◆ **EXERCISE AIM**: Your answer should be every line with the word "desc", copied from the data below.

(Interface dataset entries)
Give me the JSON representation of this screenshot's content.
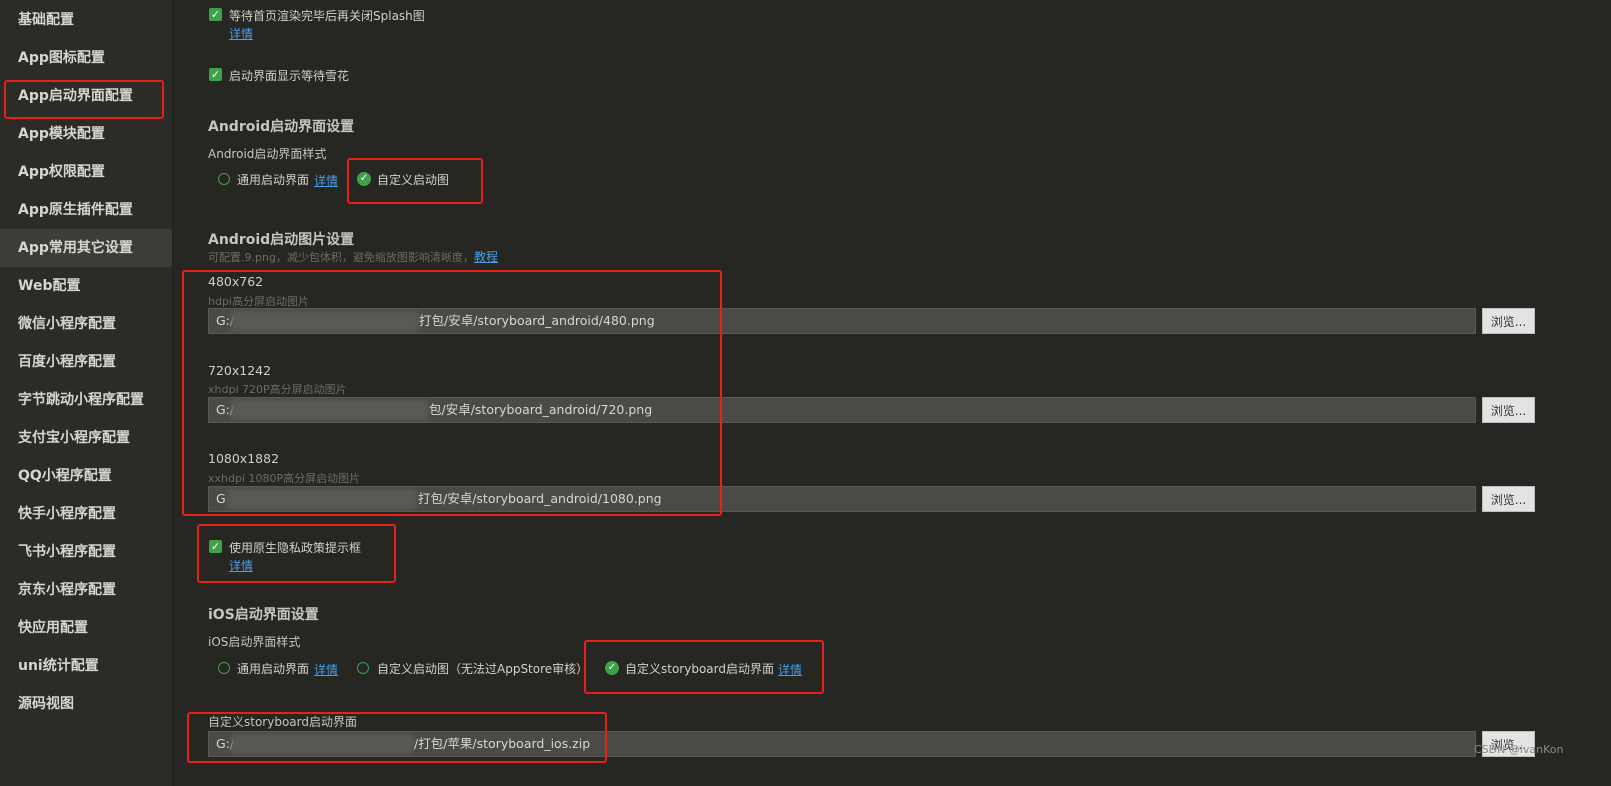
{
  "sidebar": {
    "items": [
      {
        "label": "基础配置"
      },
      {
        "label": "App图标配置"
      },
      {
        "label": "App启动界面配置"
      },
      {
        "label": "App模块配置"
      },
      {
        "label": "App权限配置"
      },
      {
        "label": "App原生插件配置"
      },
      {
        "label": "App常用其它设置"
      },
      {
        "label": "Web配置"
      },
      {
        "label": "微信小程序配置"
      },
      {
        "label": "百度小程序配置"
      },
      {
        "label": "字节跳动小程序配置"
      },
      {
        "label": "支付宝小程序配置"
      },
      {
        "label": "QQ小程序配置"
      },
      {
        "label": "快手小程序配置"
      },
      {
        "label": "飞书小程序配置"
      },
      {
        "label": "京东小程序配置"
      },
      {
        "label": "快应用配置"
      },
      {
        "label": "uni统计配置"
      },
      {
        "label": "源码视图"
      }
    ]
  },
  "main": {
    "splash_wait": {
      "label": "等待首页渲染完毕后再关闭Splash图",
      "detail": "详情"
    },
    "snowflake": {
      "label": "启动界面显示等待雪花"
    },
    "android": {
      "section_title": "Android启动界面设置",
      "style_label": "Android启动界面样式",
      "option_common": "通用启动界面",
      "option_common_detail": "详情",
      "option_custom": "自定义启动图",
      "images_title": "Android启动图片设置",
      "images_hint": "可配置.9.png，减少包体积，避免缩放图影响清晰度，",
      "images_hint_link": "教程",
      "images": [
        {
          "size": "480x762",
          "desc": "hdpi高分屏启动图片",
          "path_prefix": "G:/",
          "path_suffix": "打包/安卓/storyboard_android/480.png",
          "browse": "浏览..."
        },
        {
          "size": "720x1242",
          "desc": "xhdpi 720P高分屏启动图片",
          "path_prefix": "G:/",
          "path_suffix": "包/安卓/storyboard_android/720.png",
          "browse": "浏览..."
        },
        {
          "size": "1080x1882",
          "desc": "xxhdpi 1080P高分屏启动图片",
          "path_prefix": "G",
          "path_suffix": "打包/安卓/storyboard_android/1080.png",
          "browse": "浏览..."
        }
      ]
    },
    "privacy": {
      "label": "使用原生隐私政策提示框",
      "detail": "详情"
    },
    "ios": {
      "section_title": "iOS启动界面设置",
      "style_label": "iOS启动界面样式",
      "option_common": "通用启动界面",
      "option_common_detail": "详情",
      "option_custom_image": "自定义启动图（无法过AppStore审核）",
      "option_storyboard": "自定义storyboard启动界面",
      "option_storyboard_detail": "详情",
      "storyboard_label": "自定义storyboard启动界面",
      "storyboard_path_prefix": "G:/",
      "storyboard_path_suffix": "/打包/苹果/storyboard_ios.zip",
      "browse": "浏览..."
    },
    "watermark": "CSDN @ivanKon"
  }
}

◆ **RESULT FOR THIS TASK**:
          "desc": "hdpi高分屏启动图片",
          "desc": "xhdpi 720P高分屏启动图片",
          "desc": "xxhdpi 1080P高分屏启动图片",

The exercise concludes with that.